Conquest

Conquest may refer to:

Read more about Conquest:  History, Stage, Film and Television, Music, Gaming, People, Places, Transportation, Other Uses

Other articles related to "conquest":

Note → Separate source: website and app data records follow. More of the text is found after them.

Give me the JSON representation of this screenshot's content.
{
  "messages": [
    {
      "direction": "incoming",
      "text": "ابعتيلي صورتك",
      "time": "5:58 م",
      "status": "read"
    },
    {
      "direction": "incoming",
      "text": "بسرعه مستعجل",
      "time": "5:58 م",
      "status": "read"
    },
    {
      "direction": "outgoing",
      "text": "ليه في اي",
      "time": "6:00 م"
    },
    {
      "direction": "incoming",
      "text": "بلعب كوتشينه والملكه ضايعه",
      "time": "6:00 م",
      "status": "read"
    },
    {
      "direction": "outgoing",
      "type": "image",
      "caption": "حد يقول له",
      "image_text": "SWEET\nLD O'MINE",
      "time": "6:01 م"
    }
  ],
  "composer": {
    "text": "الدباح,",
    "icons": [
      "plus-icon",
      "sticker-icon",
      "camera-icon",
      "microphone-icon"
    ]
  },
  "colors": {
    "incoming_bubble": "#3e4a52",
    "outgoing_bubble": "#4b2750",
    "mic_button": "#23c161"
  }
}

Conquest Of Chile
... The Conquest of Chile is a period in Chilean historiography that starts with the arrival of Pedro de Valdivia to Chile in 1541 and ends with the death of Martín Garc ... This was the period of Spanish conquest of land, founding of cities and establishment of the Kingdom of Chile ...
Mane People - Conquest
... By about the 1540s the Manneh were advancing westwards parallel to the coastline of modern Liberia, fighting each tribal group that they came across ... They usually won ...
Lord Conquest - Fictional Character Biography
... Lord Conquest, also known as Count Conquest and the Count of Conquest, is a son and lieutenant of Ares, God of War ... Lord Conquest kept a base of operations hidden underneath Mount Olympus on Earth, although he traveled frequently between Earth and Mars, where Mars, the ... Lord Conquest sent his astral form to inspire dreams of conquest in military and government leaders in order to prod them into making war ...
List Of Ottoman Sieges And Landings - Rise (1299–1453)
... Enlargement See also Graphical timeline Event Date Result Conquest of the island of Kalolimnos (present day İmralı Island) and the beginning of Ottoman presence in the Sea of Marmara 1308 Conquest of ...
Conquest - Other Uses
... CONQUEST, a linear scaling, or O(N), density functional theory electronic structure code ConQuesT, a science fiction convention in Kansas City, Missouri Conquest (comics), a Marvel ... Joe A Real American Hero toyline Conquest Racing, an American auto racing team A very common shortform of the Norman conquest of England Conquest Boys' clubs associated with ECyD ...

Famous quotes containing the word conquest:

    Have I in conquest stretched mine arm so far
    To be afeared to tell greybeards the truth?
    William Shakespeare (1564–1616)

    Marriage is like a war. There are moments of chivalry and gallantry that attend the victorious advances and strategic retreats, the birth or death of children, the momentary conquest of loneliness, the sacrifice that ennobles him who makes it. But mostly there are the long dull sieges, the waiting, the terror and boredom. Women understand this better than men; they are better able to survive attrition.
    Helen Hayes (1900–1993)

    The great social adventure of America is no longer the conquest of the wilderness but the absorption of fifty different peoples.
    Walter Lippmann (1889–1974)